Would you agree that the two tip tackles in Wales v Ireland were equally dangerous? The only thing that made the Irish tip tackle appear less so was because the Welsh player managed to get his arm on to the ground or else his head and shoulder would have hit it first.
Andrew Crouch, UK
Hi Chris and Andrew, there is an inconsistency in global refereeing of dangerous/tip tackles which needs to be addressed quickly. The Davies incident, in my opinion, was worse than
Sam Warburton's on Vincent Clerc during the 2011 World Cup
and deserved red. Even Wales boss Warren Gatland said as much.
I didn't think Ferris's tackle deserved yellow but, by the letter of the law, it was a tip tackle and yellow was right. In my opinion the International Rugby Board has got the tackle all wrong. Dangerous tackling should result in a yellow or a red and refs, with the help of their assistants, should be able to tell the difference.

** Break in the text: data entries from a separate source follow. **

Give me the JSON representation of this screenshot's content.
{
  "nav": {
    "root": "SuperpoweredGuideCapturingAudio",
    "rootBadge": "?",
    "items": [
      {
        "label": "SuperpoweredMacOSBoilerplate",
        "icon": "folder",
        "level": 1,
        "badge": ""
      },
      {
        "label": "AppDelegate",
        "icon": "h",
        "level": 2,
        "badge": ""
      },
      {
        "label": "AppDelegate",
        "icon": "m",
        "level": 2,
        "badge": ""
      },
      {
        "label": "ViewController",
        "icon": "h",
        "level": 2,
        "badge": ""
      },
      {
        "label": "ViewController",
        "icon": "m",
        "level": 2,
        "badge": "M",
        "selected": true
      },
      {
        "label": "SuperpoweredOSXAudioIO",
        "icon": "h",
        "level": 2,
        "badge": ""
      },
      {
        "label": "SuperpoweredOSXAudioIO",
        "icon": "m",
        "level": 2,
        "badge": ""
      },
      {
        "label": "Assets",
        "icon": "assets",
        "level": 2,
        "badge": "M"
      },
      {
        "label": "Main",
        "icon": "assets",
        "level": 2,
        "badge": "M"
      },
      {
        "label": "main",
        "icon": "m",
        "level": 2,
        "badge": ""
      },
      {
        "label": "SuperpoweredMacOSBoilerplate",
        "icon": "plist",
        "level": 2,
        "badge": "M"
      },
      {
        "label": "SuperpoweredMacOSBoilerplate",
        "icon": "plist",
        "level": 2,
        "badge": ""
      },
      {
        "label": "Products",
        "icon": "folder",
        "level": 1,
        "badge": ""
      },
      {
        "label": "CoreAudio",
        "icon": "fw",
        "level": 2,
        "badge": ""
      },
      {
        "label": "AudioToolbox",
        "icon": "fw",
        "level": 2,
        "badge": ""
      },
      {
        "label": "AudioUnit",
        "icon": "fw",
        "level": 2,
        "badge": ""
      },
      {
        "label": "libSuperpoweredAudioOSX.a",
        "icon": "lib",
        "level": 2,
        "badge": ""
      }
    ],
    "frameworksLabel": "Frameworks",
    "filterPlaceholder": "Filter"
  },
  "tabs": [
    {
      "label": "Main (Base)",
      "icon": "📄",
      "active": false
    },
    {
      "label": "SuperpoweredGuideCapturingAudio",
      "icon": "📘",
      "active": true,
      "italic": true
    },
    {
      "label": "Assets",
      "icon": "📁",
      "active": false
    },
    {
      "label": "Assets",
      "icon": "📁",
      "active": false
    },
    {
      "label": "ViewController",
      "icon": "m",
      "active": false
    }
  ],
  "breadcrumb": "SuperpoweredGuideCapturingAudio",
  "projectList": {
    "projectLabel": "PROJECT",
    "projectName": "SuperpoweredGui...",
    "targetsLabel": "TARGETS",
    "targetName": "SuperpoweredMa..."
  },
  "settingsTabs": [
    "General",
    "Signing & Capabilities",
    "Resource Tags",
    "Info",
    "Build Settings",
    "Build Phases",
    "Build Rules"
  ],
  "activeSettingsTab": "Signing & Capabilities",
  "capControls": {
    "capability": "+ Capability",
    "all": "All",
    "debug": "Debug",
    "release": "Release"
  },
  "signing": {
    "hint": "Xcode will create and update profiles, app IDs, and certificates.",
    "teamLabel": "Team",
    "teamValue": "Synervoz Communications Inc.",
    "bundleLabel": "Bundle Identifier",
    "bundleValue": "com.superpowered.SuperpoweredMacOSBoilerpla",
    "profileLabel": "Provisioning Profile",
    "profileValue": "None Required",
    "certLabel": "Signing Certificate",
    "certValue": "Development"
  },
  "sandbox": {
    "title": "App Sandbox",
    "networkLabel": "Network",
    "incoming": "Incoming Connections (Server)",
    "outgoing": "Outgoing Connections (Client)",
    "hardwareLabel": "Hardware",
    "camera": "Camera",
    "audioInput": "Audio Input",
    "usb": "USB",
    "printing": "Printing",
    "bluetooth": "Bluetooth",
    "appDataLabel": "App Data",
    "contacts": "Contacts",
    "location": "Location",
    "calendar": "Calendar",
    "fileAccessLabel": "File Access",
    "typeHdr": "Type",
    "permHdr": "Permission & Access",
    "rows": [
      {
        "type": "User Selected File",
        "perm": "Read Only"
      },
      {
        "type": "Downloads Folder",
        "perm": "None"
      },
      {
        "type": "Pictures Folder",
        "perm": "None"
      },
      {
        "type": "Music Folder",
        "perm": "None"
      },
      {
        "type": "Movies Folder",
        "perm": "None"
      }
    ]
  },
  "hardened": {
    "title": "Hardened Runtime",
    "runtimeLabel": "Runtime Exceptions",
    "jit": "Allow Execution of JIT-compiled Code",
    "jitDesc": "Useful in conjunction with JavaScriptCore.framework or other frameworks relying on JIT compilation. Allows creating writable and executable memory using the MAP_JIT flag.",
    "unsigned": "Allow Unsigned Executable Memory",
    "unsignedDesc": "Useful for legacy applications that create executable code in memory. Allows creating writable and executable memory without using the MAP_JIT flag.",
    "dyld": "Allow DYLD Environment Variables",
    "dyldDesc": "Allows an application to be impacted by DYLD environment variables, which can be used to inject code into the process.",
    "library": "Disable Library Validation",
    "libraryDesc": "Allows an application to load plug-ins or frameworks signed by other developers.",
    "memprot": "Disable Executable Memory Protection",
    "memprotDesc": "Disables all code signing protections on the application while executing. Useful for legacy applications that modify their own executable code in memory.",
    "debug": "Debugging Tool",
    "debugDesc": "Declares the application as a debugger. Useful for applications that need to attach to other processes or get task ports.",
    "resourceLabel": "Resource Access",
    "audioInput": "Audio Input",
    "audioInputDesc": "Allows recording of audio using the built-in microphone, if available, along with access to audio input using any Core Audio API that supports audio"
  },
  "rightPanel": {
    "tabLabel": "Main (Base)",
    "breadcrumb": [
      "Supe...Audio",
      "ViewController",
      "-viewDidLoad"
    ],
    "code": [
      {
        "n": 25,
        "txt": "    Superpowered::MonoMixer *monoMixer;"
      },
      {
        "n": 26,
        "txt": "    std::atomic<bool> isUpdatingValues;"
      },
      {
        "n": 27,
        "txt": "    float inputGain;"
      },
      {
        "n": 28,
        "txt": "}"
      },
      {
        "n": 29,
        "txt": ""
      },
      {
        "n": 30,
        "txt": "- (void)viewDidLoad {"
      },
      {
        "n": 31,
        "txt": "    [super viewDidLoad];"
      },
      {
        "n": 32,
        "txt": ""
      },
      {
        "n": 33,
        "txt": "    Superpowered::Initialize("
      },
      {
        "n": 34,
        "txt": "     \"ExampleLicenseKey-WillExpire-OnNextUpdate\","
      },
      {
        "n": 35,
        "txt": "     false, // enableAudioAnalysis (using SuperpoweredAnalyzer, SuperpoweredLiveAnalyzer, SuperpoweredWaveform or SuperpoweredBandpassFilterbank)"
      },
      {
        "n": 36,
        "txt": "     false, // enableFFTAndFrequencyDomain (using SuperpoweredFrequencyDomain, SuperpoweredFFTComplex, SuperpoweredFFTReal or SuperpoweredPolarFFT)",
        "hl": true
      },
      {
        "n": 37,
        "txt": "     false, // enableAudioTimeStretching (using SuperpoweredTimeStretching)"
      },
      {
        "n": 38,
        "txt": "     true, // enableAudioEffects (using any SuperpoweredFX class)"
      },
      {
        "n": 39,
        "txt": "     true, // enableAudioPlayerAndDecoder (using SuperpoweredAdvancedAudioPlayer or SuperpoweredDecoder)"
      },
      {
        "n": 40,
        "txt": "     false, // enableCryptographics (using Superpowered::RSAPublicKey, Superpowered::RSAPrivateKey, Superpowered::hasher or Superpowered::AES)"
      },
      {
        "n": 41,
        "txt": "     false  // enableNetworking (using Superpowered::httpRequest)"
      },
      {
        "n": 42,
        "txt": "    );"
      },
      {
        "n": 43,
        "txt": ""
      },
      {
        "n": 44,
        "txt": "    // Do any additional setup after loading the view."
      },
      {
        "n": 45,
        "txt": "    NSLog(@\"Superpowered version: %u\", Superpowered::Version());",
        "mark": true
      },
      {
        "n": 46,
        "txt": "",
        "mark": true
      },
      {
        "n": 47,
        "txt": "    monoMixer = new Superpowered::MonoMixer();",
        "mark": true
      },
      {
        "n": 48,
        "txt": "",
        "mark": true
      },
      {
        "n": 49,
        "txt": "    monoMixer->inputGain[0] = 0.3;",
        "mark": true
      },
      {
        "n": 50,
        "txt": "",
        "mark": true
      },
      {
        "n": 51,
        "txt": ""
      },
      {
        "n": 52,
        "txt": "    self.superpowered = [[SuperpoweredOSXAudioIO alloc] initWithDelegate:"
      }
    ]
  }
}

One other consideration: intent, or lack of it, shouldn't be taken into account because it's too grey an area to determine. Make it simple and we will all understand. Dangerous tackles should be easy to spot.
Just two words for you to talk about: George North?
Richard Bradbrook, Wales
George North powers through the Ireland defence
Hi Richard, North has arrived for sure. The giant young Wales winger showed his potential in his first cap, when he scored two tries against South Africa, and hasn't really looked back.
His physicality is so impressive. The hit on Fergus McFadden was one thing but having the awareness and wherewithal to slip the ball out the back of his hand and pass to Jonathan Davies was nothing short of genius. There's nothing better than watching a player with ability deliver his potential. He was my man of the match and player of the weekend.
Hi Jeremy, how much of an advantage will the size and power of the Welsh backs be as the tournament progresses? I can see the English backs such as David Strettle being blown out the water by North, Jamie Roberts etc.
Alex Ward, England
Hi Alex, being physical doesn't always mean you're better than the rest, but it's a huge benefit if you use it combined with other attributes.
After France beating Italy and taking their chances with ease, are France that good, or did Italy make them look better than they are?
Steffan Morgan, Wales
Hi Steffan, I thought France looked impressive for their first up game under a new coach. They didn't have all the possession but were happy to defend and look for the turnovers against Italy. France impressed me with their physicality in defence and the way they took their chances. They look as though they are warming up nicely for the tougher games ahead.
Prior to the opening round of the Six Nations, especially the France v Italy match, I was looking forward to who would display themselves as the best number eight in Europe. After this game, is it now fair to say Louis Picamoles surpasses Sergio Parisse as the best number eight in Europe, if not the world? If not, who would you suggest is currently a better player?
Louis Picamoles: the world's best number eight?
Hi Chris, the northern hemisphere is blessed with talented number eights throughout the tournament. David Denton was very impressive for Scotland with his explosive pace and destructive running. Wales' Toby Faletau is a major talent and Jamie Heaslip of Ireland is a proven world-class performer.
I thought Picamoles played very well and just look at the talent France had sitting on the bench in the form of Mr Imanol Harinordoquy. And look out for promising youngster Ben Morgan on the bench for England. Picamoles had it this weekend but he will be challenged every Six Nations weekend by all the players mentioned here.
Setting aside the controversy of the two yellow cards, I can't remember a better contest in the Six Nations than Ireland v Wales. What would you say was the hardest fought game you have ever seen/played in?
Hi Archie, I couldn't agree more. It was a pleasure to watch and must have been a rollercoaster to play in - what a fantastic promotion of the great game. The hardest fought game I've seen in recent times was the
second Test on the Lions tour in 2009.
The physicality of that match was so intense you could have got winded just watching it.